    Congratulations on being a finalist in the Halloween contest!!! Can’t wait to see if you win! Good luck!

    Yanno... the book is a portrayal of one woman's ideal lover, named Christian Grey.

    Although many people, including myself, can't imagine dreaming of that type of guy, he in no way resembles paint chips on a sweatshirt.

    So although as a teeshirt it's really lovely, and I would wear the hell out of it-- as a Halloween costume it falls a little flat.


    Reply 7 years ago on Introduction

    I know you are disappointed that it is not a costume out of a book but as I state in my intro, this is not a costume of the book "Fifty Shades of Grey" (or of Christian Grey). It is a "50 Shades of Grey" costume--literally. My husband wore it all day and it was a huge hit. You can't have a shade of the color grey without giving it a name. The names of each color were dreamed up to give it a geeky flair with the hope that this would be the best element. From the comments we've received, it seems to have delivered. I have one happy hubby and he is my dream guy.


    Reply 7 years ago on Introduction

    I've seen a lot of versions of this idea today, yours is by far the best. I love the color names. I wish it were printable,but I don't think you'd get the subtleties in the various shades!

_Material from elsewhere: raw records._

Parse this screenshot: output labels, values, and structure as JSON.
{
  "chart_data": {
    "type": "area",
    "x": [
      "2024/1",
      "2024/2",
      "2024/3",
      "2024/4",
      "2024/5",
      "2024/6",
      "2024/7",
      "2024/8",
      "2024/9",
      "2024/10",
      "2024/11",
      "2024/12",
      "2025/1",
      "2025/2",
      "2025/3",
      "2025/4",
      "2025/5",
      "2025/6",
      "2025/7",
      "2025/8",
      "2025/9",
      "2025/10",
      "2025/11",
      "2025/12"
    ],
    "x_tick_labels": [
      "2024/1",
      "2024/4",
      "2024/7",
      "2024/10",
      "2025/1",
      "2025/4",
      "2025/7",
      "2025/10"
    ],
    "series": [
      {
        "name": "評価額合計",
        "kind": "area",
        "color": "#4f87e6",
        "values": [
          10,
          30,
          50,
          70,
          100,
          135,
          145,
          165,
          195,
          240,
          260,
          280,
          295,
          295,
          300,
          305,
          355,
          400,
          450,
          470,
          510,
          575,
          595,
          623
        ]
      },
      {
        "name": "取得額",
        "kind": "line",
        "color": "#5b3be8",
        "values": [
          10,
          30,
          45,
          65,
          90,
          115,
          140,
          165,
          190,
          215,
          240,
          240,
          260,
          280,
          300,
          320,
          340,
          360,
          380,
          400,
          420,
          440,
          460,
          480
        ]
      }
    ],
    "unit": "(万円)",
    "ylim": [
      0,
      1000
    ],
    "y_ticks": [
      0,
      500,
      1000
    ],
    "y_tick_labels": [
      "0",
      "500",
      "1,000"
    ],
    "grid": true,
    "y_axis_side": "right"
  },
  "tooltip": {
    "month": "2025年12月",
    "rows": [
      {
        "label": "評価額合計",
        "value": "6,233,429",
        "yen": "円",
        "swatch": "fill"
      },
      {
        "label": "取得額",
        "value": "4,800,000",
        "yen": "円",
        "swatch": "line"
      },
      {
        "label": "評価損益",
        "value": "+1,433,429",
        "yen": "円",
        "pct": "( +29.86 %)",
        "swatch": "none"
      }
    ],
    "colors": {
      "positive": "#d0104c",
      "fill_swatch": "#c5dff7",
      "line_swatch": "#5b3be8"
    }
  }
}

    I really appreciate all of the positive comments and the official Geek Cred! The references in the colors include: Dungeons and Dragons, Lord of the Rings, World of Warcraft, Hellboy, Futurama, A Game of Thrones, The Picture of Dorian Grey, Mommy Dearest, The Evil Dead, Mythbusters, Simon & Garfunkel, Back to the Future, Star Trek, Muppets, He-Man, Doctor Who, Beetlejuice, The Dark Crystal, The Hulk, and Star Wars as well as some less specific elements of geekdom.


    7 years ago on Introduction

    Beautiful!! You are very creative... and fun, too. What a great idea for a costume. (My son's most creative was large lettering saying, "I Don't do Costumes."